**What to produce**
Which of the lines in the data below contain the string "Concluída"? Copy each of them.

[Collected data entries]
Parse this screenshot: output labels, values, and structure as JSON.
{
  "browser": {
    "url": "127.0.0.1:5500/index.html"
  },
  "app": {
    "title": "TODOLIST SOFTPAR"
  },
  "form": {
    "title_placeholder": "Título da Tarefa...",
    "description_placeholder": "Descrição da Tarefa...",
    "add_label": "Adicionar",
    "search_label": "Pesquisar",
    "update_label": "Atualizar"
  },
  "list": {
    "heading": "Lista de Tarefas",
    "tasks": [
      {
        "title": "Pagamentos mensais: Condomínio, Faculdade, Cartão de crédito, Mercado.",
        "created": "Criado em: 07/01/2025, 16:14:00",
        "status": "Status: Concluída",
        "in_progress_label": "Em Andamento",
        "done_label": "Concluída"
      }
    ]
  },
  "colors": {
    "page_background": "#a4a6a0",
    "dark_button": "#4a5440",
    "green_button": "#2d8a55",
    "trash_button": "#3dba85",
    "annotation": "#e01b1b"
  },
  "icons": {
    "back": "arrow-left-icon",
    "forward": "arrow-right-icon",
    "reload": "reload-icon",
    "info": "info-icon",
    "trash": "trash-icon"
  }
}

**Answer area**
        "status": "Status: Concluída",
        "done_label": "Concluída"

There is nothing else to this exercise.